FLINT (WJRT) (09/19/2018) - A statewide study conducted by Wayne State University in 2015 found that 74 percent of child restraint devices were misused in Michigan.
That increases the risk of injury to a child during a crash.
"If I have friends and we're going somewhere and their kids don't have car seats, we're not going," said Angel Austin.
Safety comes first for the busy mom, who did not turn her now 3-year-old around to a forward-facing seat until his legs were too long to be in a rear facing car seat.
Theresa Atkinson, an assistant professor of mechanical engineering at Kettering University, has inspected child safety seats for a decade. She said precision matters -- from the harness, to the chest clip, to the tightness of the straps.
Keeping toddlers in a rear-facing seat can improve their odds of walking away from a crash with no injuries, especially to their head and spine.
"When you're in a front crash, the seat takes up the energy of the crash," she said. "Your head is supported and your back is supported and so your spine stays in alignment."
Keeping children in car seats is also the law.
Sgt. Mike Troutt, a 24-year veteran with the Michigan State Police, said he comes across children not properly restrained just about every other week.
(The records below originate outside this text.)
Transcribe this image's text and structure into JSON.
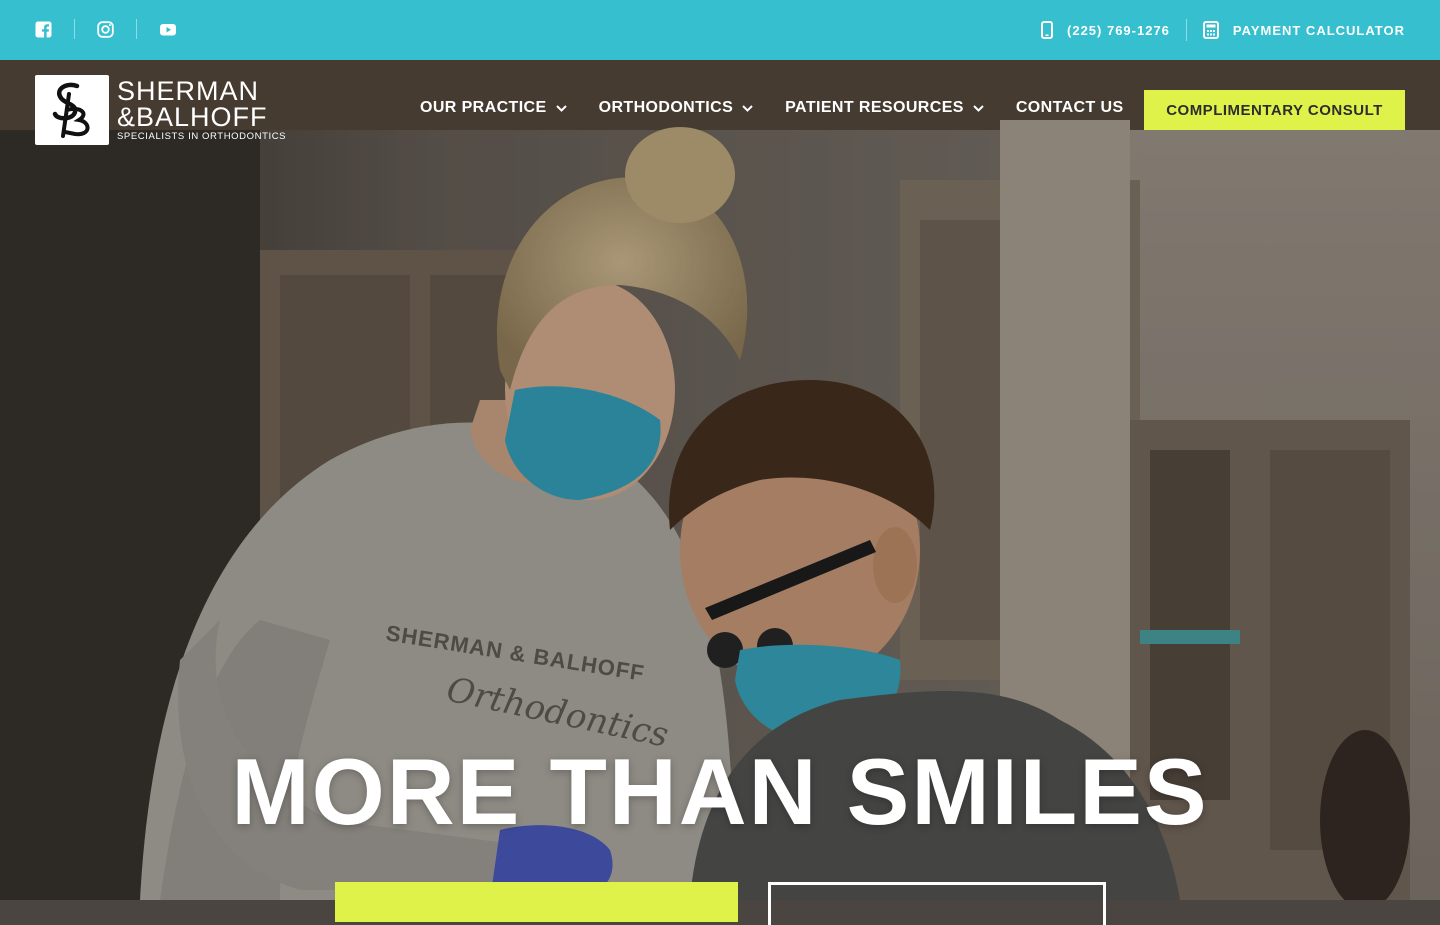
{
  "topbar": {
    "social": [
      {
        "icon": "facebook-icon"
      },
      {
        "icon": "instagram-icon"
      },
      {
        "icon": "youtube-icon"
      }
    ],
    "phone_label": "(225) 769-1276",
    "payment_label": "PAYMENT CALCULATOR"
  },
  "logo": {
    "line1": "SHERMAN",
    "line2": "&BALHOFF",
    "line3": "SPECIALISTS IN ORTHODONTICS"
  },
  "nav": {
    "items": [
      {
        "label": "OUR PRACTICE",
        "dropdown": true
      },
      {
        "label": "ORTHODONTICS",
        "dropdown": true
      },
      {
        "label": "PATIENT RESOURCES",
        "dropdown": true
      },
      {
        "label": "CONTACT US",
        "dropdown": false
      }
    ],
    "cta_label": "COMPLIMENTARY CONSULT"
  },
  "hero": {
    "headline": "MORE THAN SMILES",
    "shirt_text_1": "SHERMAN & BALHOFF",
    "shirt_text_2": "Orthodontics"
  },
  "colors": {
    "topbar": "#35bfcf",
    "accent": "#dff24a",
    "text": "#ffffff"
  }
}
It's a problem he takes seriously.
"Most of them that I've stopped, they say it's in their other car or it's at home," Troutt said of parents' explanations for why their children are not properly secured in a vehicle. "Parents need to take responsibility and make the right choice for them."
Troutt and his daughter attended a workshop together on how to properly install a car seat, knowledge he's put to use himself when driving around his grandchildren.
"It took a couple of hours," he noted. "But if you don't have to lose a child, it's worth the two hours."
See "Related Links" on the right side of this story for more information on proper car safety seat installation.